People’s behavior plays a crucial role in the success of the fight against COVID-19. There are laws to follow, standards for infection prevention and control measures to respect. What is crucial is for people to comply as much as possible with the implemented guidelines and regulations. The people’s perception and understanding of the government’s decision plays a major role in changing their practices. The Philippine government’s effort to protect its citizens has been assertive and untiring. This effort will continue in 2021 and beyond.
Although I cannot predict when the current COVID-19 crisis will end or when the next pandemic will arise, I hope this article highlighted the lessons learned by the Philippines when responding to this international threat. Only by sharing our experience will we be able to help each other to respond to this current crisis and be better prepared to any pandemics we may face in the future.
“If We Work Together We Can Do Things Better”
Dr. Arnel Z. Rivera, Chief Response, Recovery and Rehabilitation Division Health Emergency Management Bureau, Department of Health, Philippines
*IHR Exercise Crystal 2020 Briefing for NFPs ; WHO-WPRO
Dr. Arnel Z. Rivera presently serves as the Chief of the Response , Recovery and Rehabilitation Division of the Health Emergency Management Bureau of the Department of Health, Philippines.

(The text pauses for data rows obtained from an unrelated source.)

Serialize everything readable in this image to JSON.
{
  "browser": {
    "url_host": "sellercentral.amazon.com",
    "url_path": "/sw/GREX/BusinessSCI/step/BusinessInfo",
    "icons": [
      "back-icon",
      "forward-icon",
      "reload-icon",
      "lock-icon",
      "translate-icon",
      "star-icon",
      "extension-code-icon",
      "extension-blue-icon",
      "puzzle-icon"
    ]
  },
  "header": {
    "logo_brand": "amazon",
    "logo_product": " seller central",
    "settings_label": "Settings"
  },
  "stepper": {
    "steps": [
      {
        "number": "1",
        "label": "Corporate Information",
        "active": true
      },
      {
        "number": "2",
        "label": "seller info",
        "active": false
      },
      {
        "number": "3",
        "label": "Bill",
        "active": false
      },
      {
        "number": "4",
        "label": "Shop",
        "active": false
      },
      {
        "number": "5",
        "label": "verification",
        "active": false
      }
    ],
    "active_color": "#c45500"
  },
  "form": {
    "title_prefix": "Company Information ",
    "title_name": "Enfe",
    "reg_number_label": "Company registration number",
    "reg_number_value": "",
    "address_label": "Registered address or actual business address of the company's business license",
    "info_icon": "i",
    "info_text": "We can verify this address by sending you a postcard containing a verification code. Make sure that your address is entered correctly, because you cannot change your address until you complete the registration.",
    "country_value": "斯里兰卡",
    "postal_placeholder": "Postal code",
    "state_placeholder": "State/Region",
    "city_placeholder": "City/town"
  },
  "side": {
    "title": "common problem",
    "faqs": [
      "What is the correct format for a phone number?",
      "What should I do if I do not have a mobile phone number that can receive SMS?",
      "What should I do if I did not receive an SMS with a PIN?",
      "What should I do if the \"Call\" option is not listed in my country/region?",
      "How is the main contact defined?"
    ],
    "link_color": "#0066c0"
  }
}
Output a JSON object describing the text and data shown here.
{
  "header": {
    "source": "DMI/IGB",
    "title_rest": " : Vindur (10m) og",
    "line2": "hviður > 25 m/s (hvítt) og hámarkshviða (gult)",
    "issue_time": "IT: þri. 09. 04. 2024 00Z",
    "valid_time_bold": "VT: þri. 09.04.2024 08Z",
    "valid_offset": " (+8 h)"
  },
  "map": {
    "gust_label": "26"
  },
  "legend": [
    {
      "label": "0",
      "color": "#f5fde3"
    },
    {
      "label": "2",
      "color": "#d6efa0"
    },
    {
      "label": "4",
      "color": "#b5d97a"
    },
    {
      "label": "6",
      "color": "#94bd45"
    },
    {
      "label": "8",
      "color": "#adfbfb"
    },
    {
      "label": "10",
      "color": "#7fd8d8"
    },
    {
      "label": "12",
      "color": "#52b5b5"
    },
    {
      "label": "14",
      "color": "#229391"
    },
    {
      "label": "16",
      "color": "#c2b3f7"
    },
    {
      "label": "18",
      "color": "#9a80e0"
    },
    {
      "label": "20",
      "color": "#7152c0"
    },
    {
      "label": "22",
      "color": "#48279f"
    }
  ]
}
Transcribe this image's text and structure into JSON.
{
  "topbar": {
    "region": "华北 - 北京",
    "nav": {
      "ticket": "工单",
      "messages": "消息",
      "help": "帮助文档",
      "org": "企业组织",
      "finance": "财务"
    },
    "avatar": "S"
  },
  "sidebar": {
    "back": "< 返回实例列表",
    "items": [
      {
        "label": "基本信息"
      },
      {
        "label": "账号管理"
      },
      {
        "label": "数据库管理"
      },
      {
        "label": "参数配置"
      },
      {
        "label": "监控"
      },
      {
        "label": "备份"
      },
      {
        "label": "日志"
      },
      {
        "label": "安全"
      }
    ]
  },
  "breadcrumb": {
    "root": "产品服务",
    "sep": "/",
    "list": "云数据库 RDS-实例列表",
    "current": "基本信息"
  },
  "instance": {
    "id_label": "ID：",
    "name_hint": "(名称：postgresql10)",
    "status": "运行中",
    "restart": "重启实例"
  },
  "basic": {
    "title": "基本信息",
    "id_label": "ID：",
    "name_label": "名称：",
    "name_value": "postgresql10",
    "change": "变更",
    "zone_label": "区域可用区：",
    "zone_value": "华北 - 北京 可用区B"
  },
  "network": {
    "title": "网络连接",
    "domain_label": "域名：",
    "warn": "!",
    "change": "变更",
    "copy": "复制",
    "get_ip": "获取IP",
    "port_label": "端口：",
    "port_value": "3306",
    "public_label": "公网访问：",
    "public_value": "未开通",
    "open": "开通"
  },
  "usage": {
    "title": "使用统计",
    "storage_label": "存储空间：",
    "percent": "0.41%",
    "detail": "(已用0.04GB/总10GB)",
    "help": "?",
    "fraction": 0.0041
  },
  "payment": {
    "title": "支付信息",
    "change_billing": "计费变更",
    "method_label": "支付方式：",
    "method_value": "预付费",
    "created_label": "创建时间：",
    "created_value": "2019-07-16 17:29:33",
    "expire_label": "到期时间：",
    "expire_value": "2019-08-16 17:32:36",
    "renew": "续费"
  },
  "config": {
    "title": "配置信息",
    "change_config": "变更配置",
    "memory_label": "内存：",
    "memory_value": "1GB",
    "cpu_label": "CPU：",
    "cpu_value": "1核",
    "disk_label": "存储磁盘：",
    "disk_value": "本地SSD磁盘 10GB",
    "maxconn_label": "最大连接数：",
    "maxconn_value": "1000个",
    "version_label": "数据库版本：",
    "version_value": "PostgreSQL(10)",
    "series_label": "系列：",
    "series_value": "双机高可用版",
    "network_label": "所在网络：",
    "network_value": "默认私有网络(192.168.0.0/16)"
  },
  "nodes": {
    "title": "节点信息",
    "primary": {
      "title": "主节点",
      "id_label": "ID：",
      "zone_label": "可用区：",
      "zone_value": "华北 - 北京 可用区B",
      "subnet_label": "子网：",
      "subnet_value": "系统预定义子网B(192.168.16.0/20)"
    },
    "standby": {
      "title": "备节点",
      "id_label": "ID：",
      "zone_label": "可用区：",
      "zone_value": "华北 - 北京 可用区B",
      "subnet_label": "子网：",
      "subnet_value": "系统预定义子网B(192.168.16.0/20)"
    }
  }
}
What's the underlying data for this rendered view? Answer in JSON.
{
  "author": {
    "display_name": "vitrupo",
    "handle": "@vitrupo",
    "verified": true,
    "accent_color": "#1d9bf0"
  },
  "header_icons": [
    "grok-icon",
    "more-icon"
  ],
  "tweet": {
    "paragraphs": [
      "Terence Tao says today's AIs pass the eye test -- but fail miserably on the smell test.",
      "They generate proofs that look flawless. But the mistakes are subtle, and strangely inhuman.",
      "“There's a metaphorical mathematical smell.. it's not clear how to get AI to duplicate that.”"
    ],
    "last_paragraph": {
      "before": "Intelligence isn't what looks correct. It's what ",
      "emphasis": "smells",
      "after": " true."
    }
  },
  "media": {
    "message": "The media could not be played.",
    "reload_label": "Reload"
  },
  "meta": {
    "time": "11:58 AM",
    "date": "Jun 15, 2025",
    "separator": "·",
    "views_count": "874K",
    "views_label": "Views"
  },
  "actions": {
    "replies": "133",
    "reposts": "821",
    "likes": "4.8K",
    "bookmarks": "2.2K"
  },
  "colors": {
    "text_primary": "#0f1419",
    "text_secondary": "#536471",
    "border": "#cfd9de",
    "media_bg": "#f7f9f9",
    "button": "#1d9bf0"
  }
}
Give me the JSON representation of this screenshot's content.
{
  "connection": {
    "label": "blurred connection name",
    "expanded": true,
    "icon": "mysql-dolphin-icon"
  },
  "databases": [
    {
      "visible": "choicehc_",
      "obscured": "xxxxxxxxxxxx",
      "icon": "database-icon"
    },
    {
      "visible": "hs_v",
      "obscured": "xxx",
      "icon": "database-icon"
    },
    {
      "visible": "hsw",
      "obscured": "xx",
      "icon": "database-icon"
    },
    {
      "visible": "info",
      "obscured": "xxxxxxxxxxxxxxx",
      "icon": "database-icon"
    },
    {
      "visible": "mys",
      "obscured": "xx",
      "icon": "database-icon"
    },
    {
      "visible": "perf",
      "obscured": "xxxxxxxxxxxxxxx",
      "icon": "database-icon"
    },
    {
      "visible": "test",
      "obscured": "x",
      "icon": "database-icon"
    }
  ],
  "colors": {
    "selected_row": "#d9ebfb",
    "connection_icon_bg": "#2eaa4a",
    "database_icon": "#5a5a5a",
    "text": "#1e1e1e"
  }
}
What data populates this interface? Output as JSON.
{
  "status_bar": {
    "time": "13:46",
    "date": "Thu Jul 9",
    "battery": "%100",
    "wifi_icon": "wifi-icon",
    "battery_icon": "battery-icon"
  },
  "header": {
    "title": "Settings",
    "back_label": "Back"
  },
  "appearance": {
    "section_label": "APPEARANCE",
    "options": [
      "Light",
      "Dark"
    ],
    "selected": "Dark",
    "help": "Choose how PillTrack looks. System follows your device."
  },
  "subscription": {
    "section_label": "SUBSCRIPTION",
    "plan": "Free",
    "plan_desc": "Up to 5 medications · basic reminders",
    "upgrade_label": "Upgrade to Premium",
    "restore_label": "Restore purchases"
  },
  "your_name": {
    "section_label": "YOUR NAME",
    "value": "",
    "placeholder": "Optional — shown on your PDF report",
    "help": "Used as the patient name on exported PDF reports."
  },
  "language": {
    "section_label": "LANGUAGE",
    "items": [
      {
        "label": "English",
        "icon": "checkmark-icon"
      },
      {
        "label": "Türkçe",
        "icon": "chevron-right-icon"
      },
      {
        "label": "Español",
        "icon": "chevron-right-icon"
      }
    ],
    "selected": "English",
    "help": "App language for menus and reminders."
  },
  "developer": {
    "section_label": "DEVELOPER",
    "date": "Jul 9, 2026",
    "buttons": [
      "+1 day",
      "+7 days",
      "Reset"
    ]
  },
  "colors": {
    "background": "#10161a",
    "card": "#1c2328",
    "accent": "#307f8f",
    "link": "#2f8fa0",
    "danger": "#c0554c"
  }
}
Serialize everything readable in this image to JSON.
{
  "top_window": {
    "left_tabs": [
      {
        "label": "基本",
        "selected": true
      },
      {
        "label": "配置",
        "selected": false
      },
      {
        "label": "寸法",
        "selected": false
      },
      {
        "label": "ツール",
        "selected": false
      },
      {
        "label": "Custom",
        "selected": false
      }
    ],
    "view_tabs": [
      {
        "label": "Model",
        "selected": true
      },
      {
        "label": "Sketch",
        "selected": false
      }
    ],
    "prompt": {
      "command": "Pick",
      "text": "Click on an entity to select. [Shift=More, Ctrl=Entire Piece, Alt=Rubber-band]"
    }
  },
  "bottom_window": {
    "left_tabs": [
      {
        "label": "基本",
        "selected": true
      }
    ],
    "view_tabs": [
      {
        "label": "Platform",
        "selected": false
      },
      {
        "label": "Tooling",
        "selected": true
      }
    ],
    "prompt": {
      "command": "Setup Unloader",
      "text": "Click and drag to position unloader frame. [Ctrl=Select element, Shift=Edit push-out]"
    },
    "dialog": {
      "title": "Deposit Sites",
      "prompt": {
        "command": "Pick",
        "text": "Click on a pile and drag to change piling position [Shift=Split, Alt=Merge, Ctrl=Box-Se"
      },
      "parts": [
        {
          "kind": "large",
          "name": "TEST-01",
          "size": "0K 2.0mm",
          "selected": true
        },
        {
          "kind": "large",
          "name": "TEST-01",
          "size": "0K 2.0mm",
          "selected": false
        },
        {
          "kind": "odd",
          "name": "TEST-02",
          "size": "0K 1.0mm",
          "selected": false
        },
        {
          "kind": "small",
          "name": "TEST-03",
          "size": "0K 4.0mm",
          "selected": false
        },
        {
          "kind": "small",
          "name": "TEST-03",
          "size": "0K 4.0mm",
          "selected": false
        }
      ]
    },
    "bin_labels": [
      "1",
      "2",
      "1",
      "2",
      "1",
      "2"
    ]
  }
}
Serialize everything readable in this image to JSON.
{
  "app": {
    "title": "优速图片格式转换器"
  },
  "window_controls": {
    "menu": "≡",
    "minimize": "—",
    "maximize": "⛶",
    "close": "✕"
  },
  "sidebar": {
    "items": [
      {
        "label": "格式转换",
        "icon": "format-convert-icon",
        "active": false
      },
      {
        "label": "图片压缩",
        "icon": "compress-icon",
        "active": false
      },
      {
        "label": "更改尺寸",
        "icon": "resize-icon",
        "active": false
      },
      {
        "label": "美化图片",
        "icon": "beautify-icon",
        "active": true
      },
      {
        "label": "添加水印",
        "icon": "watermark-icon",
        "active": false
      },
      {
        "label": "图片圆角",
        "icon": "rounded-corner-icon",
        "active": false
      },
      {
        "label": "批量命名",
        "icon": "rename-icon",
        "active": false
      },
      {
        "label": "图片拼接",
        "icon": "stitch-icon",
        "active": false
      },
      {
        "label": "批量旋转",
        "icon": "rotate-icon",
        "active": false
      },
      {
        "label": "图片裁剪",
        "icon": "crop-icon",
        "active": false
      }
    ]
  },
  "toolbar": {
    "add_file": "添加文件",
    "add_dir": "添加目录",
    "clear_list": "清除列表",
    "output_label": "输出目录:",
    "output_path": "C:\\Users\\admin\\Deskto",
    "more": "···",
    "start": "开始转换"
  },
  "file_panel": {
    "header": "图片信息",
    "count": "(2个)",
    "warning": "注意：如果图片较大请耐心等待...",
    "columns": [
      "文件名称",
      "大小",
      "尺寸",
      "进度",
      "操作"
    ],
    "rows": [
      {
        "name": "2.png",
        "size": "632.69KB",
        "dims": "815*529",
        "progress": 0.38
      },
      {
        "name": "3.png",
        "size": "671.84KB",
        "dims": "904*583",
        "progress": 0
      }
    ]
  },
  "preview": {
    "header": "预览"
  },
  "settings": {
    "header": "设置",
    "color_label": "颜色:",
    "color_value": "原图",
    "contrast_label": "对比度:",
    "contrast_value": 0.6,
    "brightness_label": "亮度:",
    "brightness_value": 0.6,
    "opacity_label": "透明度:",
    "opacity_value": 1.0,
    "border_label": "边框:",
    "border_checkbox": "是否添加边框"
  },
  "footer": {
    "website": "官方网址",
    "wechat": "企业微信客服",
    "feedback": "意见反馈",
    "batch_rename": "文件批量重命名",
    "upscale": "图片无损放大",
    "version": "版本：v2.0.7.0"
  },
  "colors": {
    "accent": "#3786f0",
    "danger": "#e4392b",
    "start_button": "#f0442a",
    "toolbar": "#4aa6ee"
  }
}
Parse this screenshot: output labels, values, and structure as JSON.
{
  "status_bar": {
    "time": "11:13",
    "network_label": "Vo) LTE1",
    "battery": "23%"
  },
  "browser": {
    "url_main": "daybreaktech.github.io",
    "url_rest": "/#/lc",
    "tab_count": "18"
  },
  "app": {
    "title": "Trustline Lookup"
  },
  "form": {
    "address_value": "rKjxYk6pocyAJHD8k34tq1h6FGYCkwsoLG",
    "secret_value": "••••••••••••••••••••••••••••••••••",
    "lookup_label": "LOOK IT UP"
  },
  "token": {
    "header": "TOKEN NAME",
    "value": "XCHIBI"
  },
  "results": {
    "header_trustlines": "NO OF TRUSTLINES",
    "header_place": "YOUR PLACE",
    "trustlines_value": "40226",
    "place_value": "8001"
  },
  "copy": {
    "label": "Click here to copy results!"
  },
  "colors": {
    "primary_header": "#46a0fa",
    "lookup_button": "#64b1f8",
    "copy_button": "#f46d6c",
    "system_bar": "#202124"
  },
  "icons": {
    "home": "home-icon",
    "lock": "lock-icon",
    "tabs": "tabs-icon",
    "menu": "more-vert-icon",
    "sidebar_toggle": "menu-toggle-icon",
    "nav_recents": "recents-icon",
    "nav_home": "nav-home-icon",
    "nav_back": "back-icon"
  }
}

He is also the Focal Point for CBRNe concerns of the Bureau. During his long career in the Philippine Government, Dr. Rivera has held many key positions. His last position was Finance and Administrative Division Chief of the Bureau of Quarantine. He also formerly held the position of Department Chair of the Emergency Department Services of the Tondo Medical Center and was also a TWG Member of the Committee on Biological, Chemical and Radio-nuclear Warfare, Department of Health.